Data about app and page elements
======

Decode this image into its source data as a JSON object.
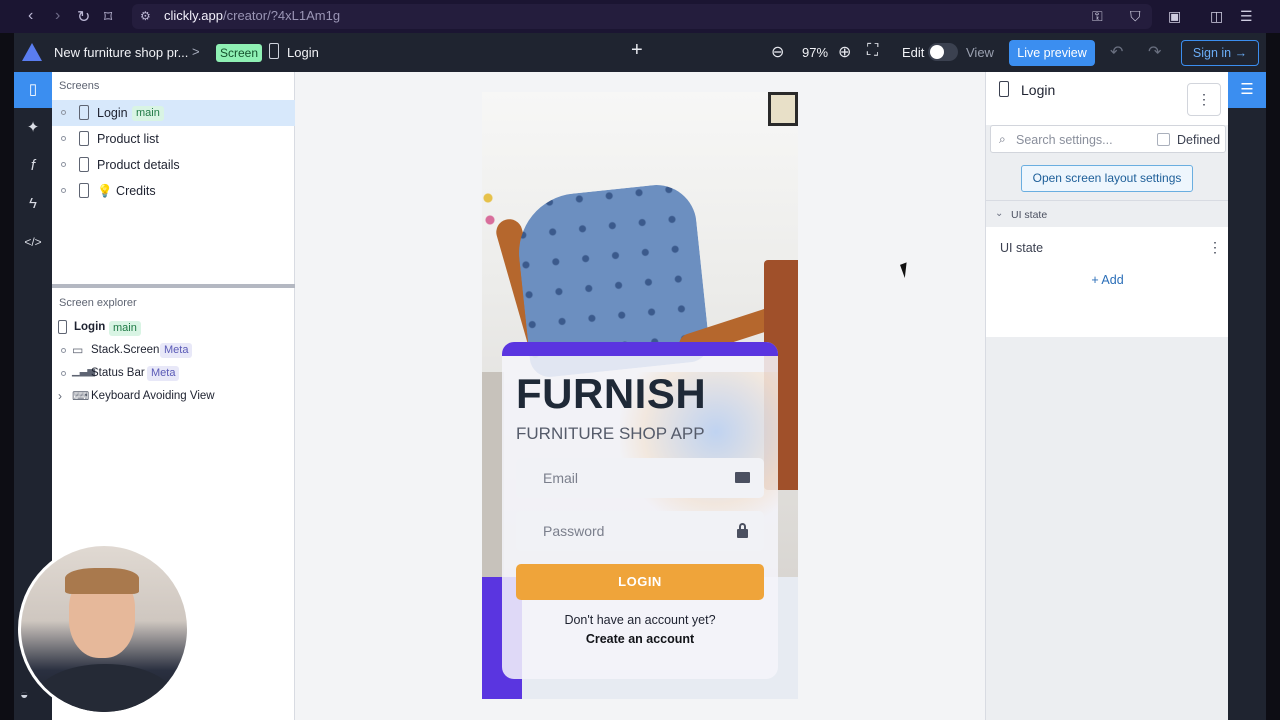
{
  "browser": {
    "url_host": "clickly.app",
    "url_path": "/creator/?4xL1Am1g"
  },
  "topbar": {
    "project": "New furniture shop pr...",
    "crumb_sep": ">",
    "screen_badge": "Screen",
    "crumb_screen": "Login",
    "add": "+",
    "zoom": "97%",
    "edit_label": "Edit",
    "view_label": "View",
    "live_preview": "Live preview",
    "signin": "Sign in →"
  },
  "screens": {
    "title": "Screens",
    "items": [
      {
        "label": "Login",
        "tag": "main"
      },
      {
        "label": "Product list"
      },
      {
        "label": "Product details"
      },
      {
        "label": "💡 Credits"
      }
    ]
  },
  "explorer": {
    "title": "Screen explorer",
    "root": {
      "label": "Login",
      "tag": "main"
    },
    "items": [
      {
        "label": "Stack.Screen",
        "tag": "Meta"
      },
      {
        "label": "Status Bar",
        "tag": "Meta"
      },
      {
        "label": "Keyboard Avoiding View"
      }
    ]
  },
  "app": {
    "brand": "FURNISH",
    "tagline": "FURNITURE SHOP APP",
    "email_placeholder": "Email",
    "password_placeholder": "Password",
    "login_button": "LOGIN",
    "no_account": "Don't have an account yet?",
    "create_account": "Create an account",
    "colors": {
      "primary": "#5a35e0",
      "accent": "#efa43a"
    }
  },
  "settings": {
    "title": "Login",
    "search_placeholder": "Search settings...",
    "defined_label": "Defined",
    "layout_button": "Open screen layout settings",
    "section_label": "UI state",
    "row_label": "UI state",
    "add_label": "+ Add"
  },
  "icons": {
    "rail_left": [
      "phone-icon",
      "component-icon",
      "function-icon",
      "lightning-icon",
      "code-icon"
    ],
    "rail_right": [
      "sliders-icon"
    ]
  }
}
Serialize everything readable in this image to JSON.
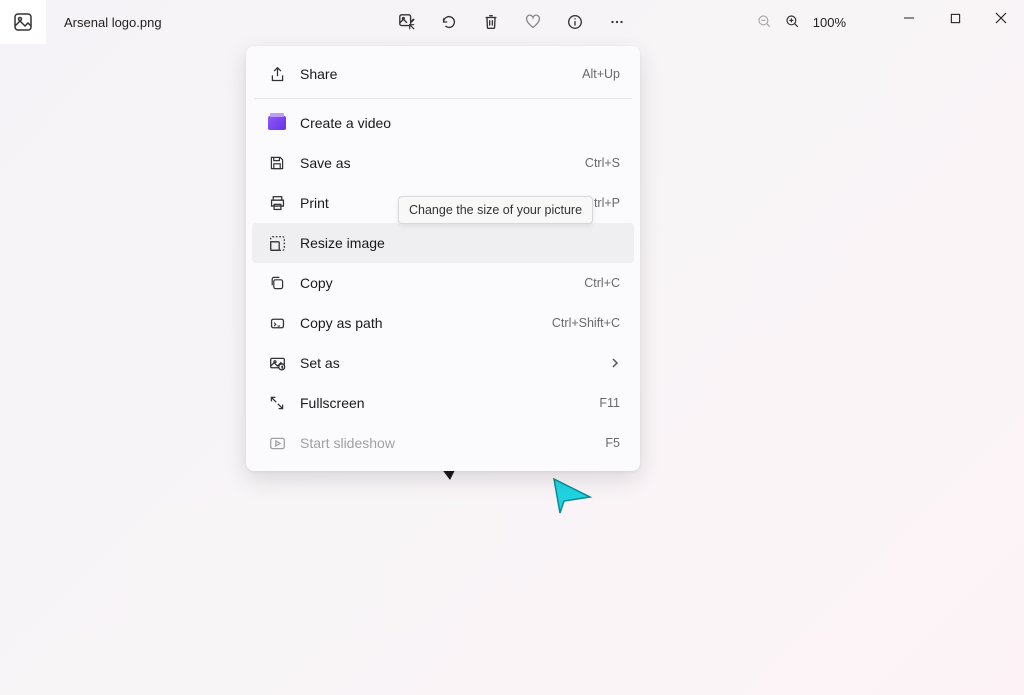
{
  "titlebar": {
    "filename": "Arsenal logo.png",
    "zoom": "100%"
  },
  "toolbar_icons": {
    "edit": "edit-image-icon",
    "rotate": "rotate-icon",
    "delete": "trash-icon",
    "favorite": "heart-icon",
    "info": "info-icon",
    "more": "more-icon",
    "zoom_out": "zoom-out-icon",
    "zoom_in": "zoom-in-icon"
  },
  "tooltip": "Change the size of your picture",
  "menu": {
    "items": [
      {
        "label": "Share",
        "shortcut": "Alt+Up",
        "disabled": false
      },
      {
        "label": "Create a video",
        "shortcut": "",
        "disabled": false
      },
      {
        "label": "Save as",
        "shortcut": "Ctrl+S",
        "disabled": false
      },
      {
        "label": "Print",
        "shortcut": "Ctrl+P",
        "disabled": false
      },
      {
        "label": "Resize image",
        "shortcut": "",
        "disabled": false
      },
      {
        "label": "Copy",
        "shortcut": "Ctrl+C",
        "disabled": false
      },
      {
        "label": "Copy as path",
        "shortcut": "Ctrl+Shift+C",
        "disabled": false
      },
      {
        "label": "Set as",
        "shortcut": "",
        "submenu": true,
        "disabled": false
      },
      {
        "label": "Fullscreen",
        "shortcut": "F11",
        "disabled": false
      },
      {
        "label": "Start slideshow",
        "shortcut": "F5",
        "disabled": true
      }
    ]
  }
}
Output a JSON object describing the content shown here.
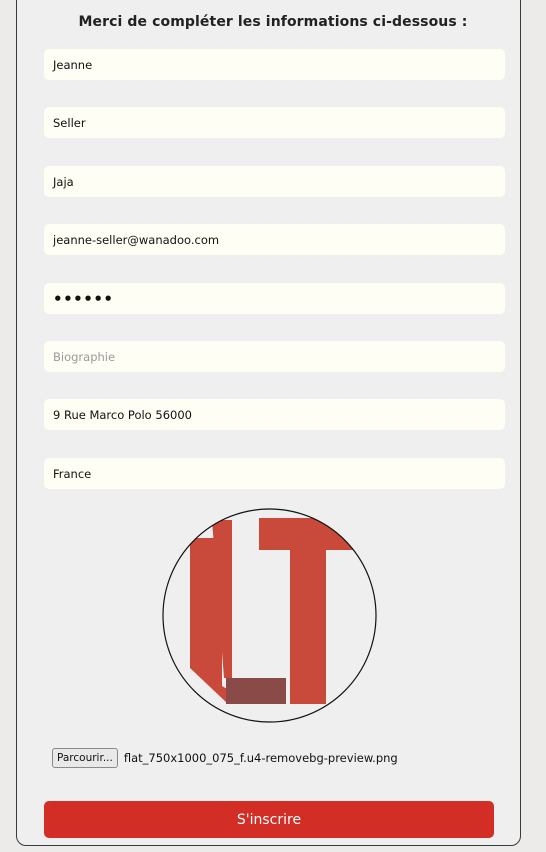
{
  "form": {
    "heading": "Merci de compléter les informations ci-dessous :",
    "first_name": "Jeanne",
    "last_name": "Seller",
    "username": "Jaja",
    "email": "jeanne-seller@wanadoo.com",
    "password": "••••••",
    "biography_placeholder": "Biographie",
    "address": "9 Rue Marco Polo 56000",
    "country": "France",
    "avatar_icon": "lt-logo",
    "file_button_label": "Parcourir...",
    "file_name": "flat_750x1000_075_f.u4-removebg-preview.png",
    "submit_label": "S'inscrire"
  },
  "colors": {
    "accent": "#d22e26",
    "logo_red": "#c94a3a",
    "logo_dark": "#8a4a48",
    "field_bg": "#fefef4"
  }
}
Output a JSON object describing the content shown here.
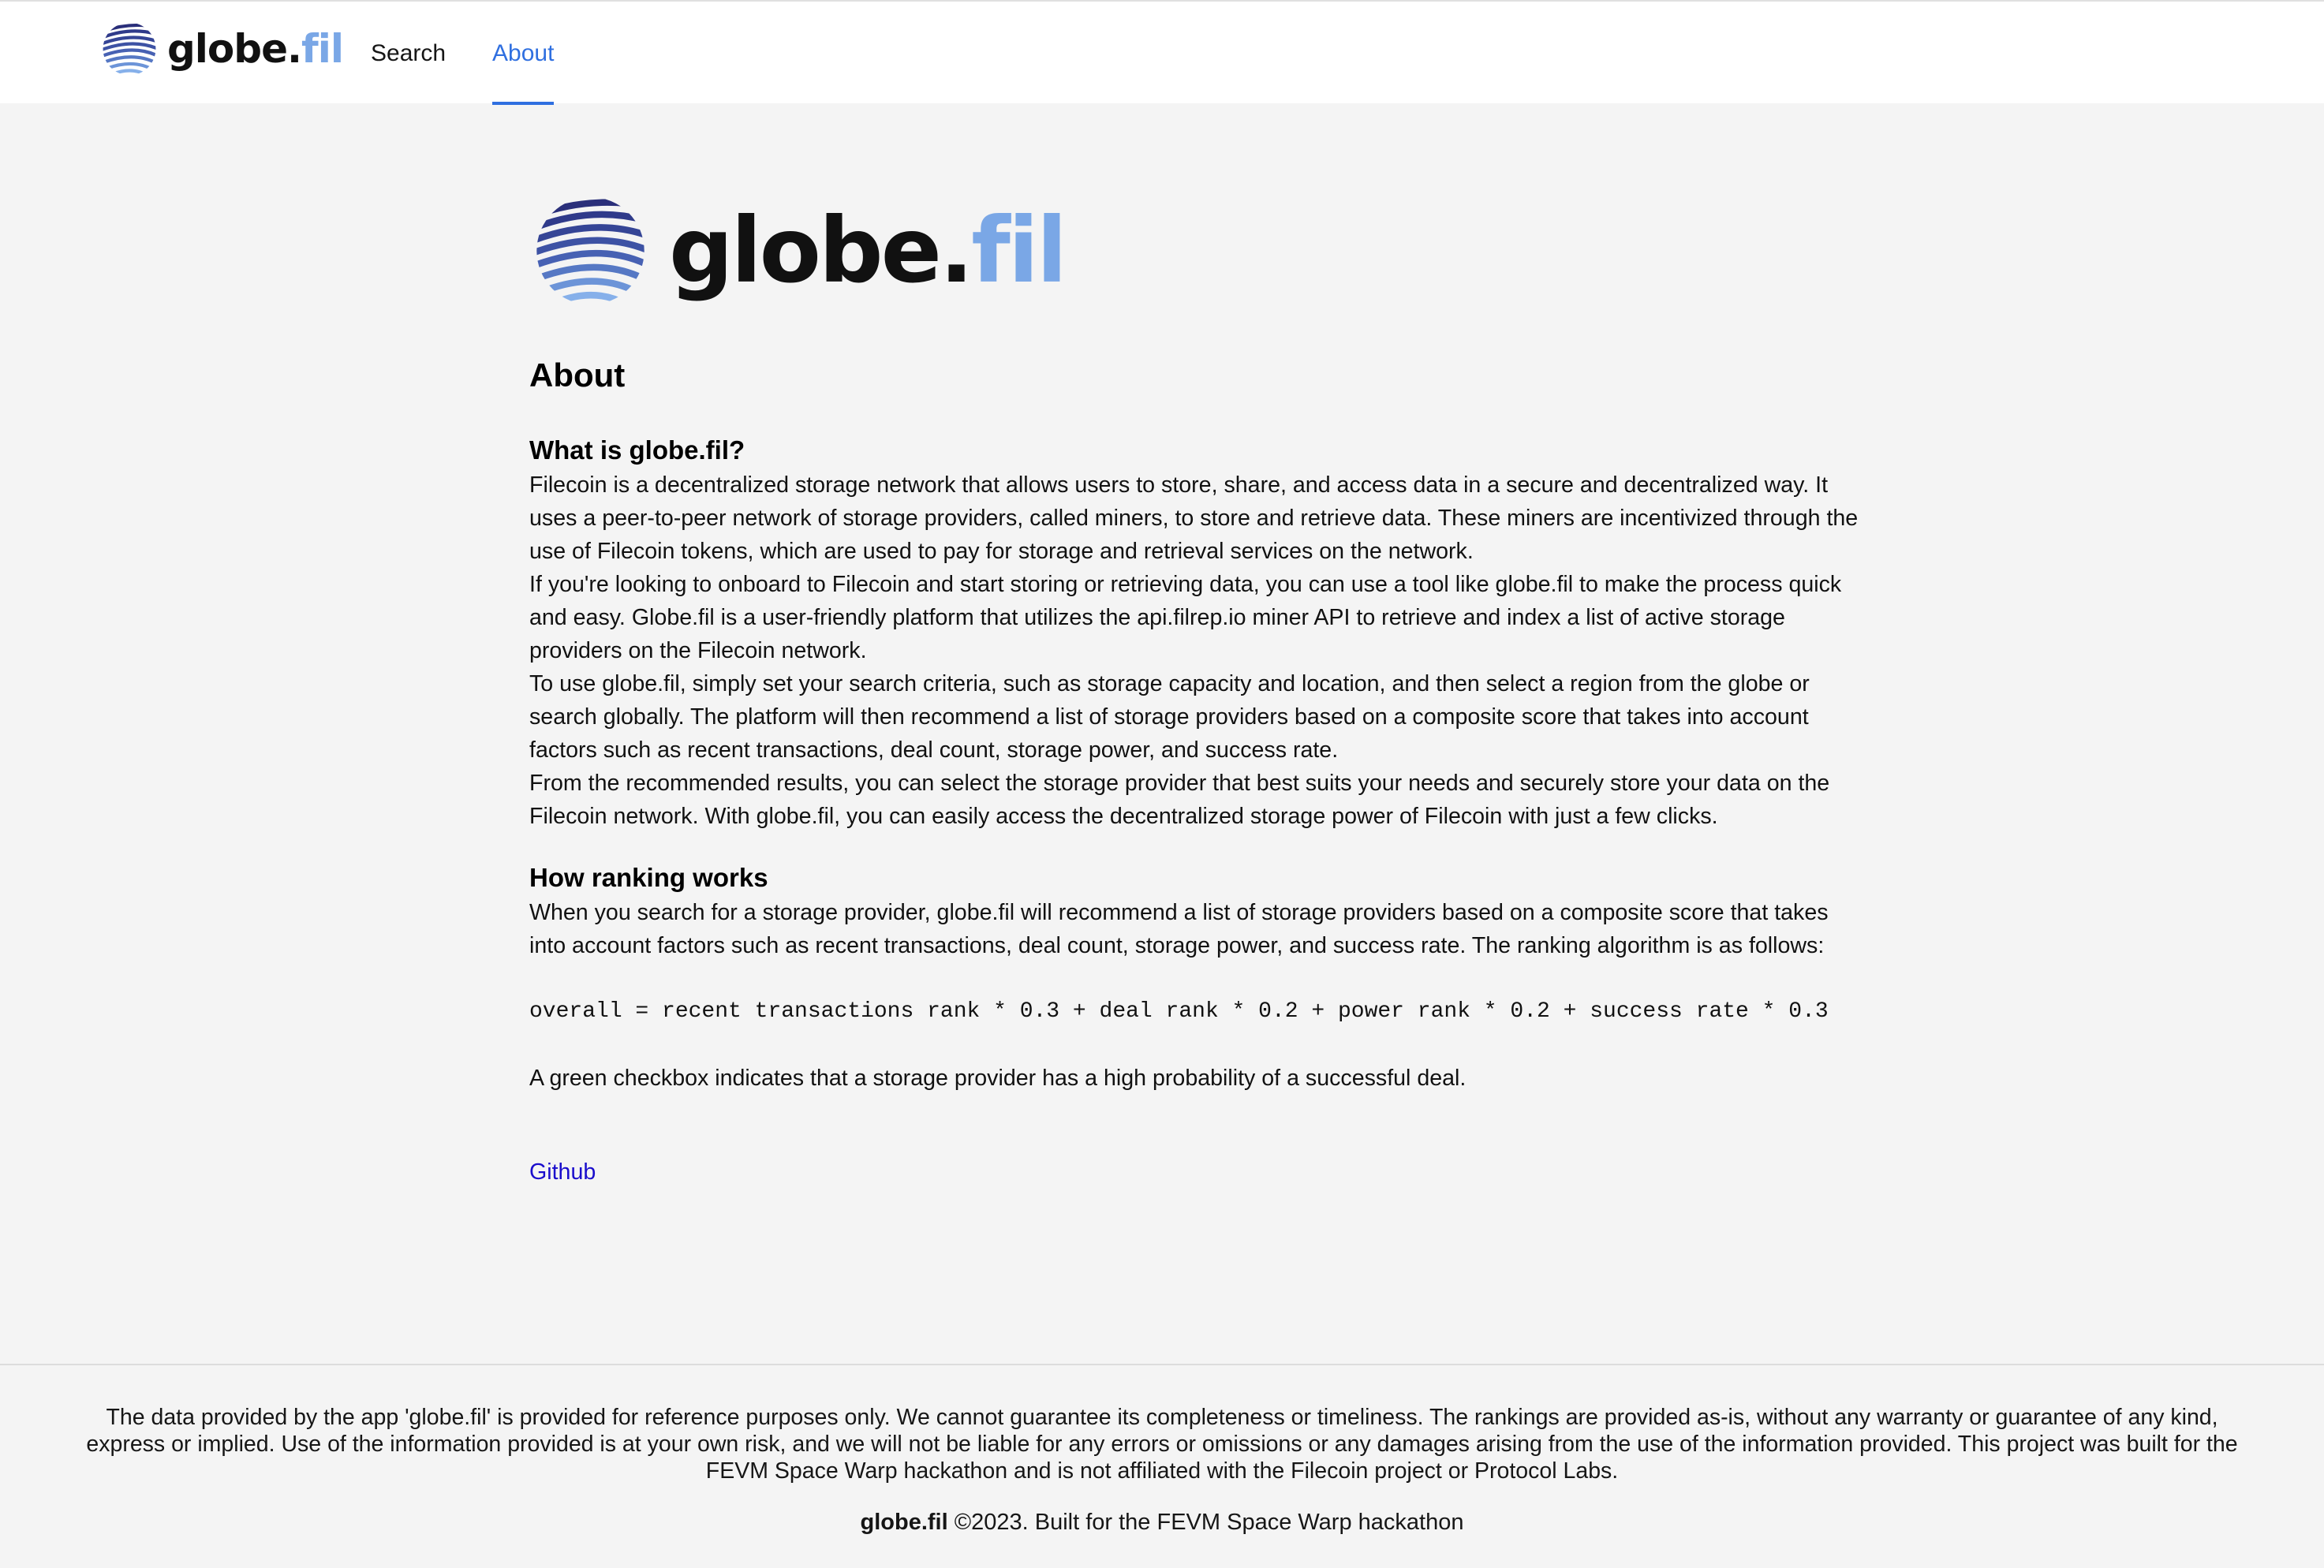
{
  "header": {
    "brand": {
      "name_main": "globe.",
      "name_accent": "fil",
      "logo_icon": "striped-globe-icon"
    },
    "nav": [
      {
        "label": "Search",
        "active": false
      },
      {
        "label": "About",
        "active": true
      }
    ]
  },
  "hero": {
    "name_main": "globe.",
    "name_accent": "fil",
    "logo_icon": "striped-globe-icon"
  },
  "page": {
    "title": "About",
    "sections": [
      {
        "heading": "What is globe.fil?",
        "paragraphs": [
          "Filecoin is a decentralized storage network that allows users to store, share, and access data in a secure and decentralized way. It uses a peer-to-peer network of storage providers, called miners, to store and retrieve data. These miners are incentivized through the use of Filecoin tokens, which are used to pay for storage and retrieval services on the network.",
          "If you're looking to onboard to Filecoin and start storing or retrieving data, you can use a tool like globe.fil to make the process quick and easy. Globe.fil is a user-friendly platform that utilizes the api.filrep.io miner API to retrieve and index a list of active storage providers on the Filecoin network.",
          "To use globe.fil, simply set your search criteria, such as storage capacity and location, and then select a region from the globe or search globally. The platform will then recommend a list of storage providers based on a composite score that takes into account factors such as recent transactions, deal count, storage power, and success rate.",
          "From the recommended results, you can select the storage provider that best suits your needs and securely store your data on the Filecoin network. With globe.fil, you can easily access the decentralized storage power of Filecoin with just a few clicks."
        ]
      },
      {
        "heading": "How ranking works",
        "paragraphs": [
          "When you search for a storage provider, globe.fil will recommend a list of storage providers based on a composite score that takes into account factors such as recent transactions, deal count, storage power, and success rate. The ranking algorithm is as follows:"
        ],
        "formula": "overall = recent transactions rank * 0.3 + deal rank * 0.2 + power rank * 0.2 + success rate * 0.3",
        "note": "A green checkbox indicates that a storage provider has a high probability of a successful deal."
      }
    ],
    "github_label": "Github"
  },
  "footer": {
    "disclaimer": "The data provided by the app 'globe.fil' is provided for reference purposes only. We cannot guarantee its completeness or timeliness. The rankings are provided as-is, without any warranty or guarantee of any kind, express or implied. Use of the information provided is at your own risk, and we will not be liable for any errors or omissions or any damages arising from the use of the information provided. This project was built for the FEVM Space Warp hackathon and is not affiliated with the Filecoin project or Protocol Labs.",
    "brand": "globe.fil",
    "copyright": " ©2023. Built for the FEVM Space Warp hackathon"
  },
  "colors": {
    "accent_blue": "#2f6fe0",
    "brand_light_blue": "#7aa7e6",
    "link_blue": "#1a0dcc",
    "background": "#f4f4f4",
    "header_bg": "#ffffff"
  }
}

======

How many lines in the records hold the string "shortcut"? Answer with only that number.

10